**Task to complete**
Nothing but a number belongs in the answer: how many lines of the records below contain the string "this".

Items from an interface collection
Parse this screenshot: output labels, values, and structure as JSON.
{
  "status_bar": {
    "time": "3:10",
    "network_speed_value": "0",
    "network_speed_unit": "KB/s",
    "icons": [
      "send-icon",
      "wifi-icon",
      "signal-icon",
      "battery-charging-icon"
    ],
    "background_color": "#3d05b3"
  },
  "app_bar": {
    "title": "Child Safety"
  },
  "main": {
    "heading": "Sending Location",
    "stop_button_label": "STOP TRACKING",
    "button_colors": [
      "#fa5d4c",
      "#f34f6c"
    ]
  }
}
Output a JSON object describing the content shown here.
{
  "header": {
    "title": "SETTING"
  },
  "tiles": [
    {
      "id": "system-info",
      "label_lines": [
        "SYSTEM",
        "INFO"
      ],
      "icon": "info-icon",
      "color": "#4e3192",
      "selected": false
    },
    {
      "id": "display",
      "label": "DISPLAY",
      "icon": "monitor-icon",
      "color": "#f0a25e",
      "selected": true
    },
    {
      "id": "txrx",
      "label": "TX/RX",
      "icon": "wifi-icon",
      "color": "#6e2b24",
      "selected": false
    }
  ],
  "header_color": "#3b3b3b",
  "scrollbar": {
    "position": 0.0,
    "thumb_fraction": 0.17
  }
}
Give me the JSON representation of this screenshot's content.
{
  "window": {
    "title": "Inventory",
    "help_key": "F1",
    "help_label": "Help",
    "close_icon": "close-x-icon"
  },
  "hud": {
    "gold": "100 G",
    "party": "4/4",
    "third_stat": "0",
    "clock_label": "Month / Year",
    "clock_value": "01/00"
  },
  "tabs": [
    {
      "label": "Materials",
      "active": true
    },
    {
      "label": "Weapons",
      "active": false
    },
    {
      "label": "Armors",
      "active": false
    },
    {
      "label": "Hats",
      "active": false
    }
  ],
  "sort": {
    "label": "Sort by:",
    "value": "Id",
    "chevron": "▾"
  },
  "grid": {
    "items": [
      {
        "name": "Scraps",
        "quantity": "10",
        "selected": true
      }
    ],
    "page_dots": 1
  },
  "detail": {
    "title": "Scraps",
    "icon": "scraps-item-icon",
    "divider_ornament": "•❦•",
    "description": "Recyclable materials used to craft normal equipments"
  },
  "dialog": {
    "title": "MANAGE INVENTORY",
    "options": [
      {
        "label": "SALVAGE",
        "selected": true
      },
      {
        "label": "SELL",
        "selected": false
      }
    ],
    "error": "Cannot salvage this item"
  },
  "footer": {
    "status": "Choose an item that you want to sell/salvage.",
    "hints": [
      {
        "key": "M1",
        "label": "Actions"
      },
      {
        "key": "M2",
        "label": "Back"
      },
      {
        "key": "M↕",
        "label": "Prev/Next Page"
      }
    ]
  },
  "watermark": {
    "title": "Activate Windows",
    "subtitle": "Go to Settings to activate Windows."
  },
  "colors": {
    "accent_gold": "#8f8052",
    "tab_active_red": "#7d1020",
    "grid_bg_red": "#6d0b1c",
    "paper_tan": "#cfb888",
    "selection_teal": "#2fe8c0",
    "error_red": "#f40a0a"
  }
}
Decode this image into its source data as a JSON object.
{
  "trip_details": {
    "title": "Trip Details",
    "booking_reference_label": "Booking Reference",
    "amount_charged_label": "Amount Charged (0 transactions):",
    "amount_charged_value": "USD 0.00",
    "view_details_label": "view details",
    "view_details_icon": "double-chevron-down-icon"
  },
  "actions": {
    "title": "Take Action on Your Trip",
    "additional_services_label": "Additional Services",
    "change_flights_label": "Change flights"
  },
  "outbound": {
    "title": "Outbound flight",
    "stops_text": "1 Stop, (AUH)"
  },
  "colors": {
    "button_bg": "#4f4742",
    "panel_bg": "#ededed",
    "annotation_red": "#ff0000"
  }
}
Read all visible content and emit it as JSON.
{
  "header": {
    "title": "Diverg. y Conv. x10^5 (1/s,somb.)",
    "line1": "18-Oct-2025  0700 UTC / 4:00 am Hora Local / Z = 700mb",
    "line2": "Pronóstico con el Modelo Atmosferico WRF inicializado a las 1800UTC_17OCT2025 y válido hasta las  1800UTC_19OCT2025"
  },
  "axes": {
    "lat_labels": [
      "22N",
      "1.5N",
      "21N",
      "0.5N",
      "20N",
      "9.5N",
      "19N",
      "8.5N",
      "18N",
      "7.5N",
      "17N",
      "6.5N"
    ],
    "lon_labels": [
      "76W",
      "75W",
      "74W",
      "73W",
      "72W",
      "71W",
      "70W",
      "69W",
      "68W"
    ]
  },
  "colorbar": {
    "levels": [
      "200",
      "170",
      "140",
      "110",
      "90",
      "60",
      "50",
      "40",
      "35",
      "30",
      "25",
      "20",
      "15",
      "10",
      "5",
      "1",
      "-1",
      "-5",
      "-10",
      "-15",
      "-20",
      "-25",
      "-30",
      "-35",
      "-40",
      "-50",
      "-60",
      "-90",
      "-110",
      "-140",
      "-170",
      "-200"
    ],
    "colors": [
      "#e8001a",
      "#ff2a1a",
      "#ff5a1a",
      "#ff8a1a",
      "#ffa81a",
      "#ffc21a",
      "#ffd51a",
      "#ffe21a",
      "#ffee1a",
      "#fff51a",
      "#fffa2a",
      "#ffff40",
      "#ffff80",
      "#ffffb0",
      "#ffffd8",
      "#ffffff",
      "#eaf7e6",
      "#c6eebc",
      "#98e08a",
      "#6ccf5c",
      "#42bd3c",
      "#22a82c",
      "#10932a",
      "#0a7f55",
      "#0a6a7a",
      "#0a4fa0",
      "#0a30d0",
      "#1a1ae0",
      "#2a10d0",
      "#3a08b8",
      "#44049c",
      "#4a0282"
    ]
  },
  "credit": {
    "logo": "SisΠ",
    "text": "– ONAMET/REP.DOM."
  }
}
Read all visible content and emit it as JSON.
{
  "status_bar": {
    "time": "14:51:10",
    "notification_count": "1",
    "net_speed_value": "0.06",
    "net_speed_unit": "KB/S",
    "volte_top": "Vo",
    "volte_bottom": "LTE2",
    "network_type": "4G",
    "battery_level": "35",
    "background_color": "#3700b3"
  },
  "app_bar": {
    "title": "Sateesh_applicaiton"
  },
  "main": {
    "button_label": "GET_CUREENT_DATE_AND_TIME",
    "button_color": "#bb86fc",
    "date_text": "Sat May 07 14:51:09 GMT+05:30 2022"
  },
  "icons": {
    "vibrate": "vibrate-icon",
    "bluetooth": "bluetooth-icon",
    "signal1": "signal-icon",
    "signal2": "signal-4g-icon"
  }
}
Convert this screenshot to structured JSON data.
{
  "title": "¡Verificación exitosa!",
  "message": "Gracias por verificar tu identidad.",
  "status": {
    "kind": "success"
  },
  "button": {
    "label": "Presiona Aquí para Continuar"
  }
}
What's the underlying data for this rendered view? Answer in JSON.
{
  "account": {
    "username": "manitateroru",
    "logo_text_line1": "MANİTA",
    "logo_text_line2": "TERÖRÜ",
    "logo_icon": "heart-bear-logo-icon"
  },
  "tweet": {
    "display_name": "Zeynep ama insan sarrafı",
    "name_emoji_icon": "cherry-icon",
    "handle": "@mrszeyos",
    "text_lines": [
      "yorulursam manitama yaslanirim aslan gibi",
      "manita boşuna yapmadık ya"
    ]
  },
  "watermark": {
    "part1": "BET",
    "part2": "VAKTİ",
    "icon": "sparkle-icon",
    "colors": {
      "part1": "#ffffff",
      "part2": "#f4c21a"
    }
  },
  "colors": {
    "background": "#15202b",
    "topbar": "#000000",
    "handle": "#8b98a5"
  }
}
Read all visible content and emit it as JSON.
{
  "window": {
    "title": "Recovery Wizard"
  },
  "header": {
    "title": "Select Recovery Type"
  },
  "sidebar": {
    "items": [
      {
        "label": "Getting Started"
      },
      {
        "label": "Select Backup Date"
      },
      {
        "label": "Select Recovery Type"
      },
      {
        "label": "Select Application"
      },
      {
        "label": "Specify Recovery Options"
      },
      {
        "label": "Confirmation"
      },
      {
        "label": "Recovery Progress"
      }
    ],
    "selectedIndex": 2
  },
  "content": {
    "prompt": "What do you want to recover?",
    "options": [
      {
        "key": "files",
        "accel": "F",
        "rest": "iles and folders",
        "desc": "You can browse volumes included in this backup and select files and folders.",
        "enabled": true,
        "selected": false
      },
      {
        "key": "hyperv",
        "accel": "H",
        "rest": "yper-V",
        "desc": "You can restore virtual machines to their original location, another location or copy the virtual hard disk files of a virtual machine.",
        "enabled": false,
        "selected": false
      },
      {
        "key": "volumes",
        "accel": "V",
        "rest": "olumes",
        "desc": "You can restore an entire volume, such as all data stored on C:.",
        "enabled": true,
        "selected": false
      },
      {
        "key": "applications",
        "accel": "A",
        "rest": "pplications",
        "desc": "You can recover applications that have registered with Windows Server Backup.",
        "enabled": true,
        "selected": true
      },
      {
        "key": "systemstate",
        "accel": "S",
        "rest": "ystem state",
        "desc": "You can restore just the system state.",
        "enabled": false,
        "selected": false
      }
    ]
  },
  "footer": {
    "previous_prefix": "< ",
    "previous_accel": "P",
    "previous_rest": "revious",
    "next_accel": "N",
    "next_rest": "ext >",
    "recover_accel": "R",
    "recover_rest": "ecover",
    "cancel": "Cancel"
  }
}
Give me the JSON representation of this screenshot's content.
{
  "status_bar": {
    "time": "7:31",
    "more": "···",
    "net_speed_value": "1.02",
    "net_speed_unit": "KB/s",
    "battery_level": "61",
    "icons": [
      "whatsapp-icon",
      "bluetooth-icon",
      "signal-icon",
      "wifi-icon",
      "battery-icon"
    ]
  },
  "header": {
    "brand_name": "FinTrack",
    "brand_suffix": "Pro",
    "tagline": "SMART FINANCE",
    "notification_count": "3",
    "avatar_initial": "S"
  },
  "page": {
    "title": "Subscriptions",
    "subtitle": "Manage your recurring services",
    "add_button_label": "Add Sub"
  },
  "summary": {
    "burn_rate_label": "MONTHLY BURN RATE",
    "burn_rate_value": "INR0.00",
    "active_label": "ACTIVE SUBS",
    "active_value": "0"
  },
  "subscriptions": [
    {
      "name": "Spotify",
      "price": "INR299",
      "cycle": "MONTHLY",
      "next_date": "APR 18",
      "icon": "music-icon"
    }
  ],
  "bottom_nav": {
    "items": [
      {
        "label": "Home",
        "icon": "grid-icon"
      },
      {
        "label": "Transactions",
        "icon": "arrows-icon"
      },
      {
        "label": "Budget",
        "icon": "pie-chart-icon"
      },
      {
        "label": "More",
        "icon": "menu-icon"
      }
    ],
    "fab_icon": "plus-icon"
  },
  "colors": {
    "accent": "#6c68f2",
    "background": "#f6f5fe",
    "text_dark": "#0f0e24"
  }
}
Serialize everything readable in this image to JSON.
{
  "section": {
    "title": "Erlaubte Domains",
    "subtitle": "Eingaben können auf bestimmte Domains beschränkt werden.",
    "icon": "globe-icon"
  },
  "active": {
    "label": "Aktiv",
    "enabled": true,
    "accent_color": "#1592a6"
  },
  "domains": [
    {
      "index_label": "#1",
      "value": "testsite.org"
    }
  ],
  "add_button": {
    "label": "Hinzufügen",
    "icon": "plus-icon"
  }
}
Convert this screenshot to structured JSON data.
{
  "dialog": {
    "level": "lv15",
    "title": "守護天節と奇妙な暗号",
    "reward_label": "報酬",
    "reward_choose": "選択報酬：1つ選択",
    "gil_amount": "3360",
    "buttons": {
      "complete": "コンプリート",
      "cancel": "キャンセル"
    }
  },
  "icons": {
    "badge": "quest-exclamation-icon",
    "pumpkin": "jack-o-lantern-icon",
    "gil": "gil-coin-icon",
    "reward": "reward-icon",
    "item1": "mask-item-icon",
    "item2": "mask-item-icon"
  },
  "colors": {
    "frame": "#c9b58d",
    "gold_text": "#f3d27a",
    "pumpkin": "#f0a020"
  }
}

**Reply to the task**
10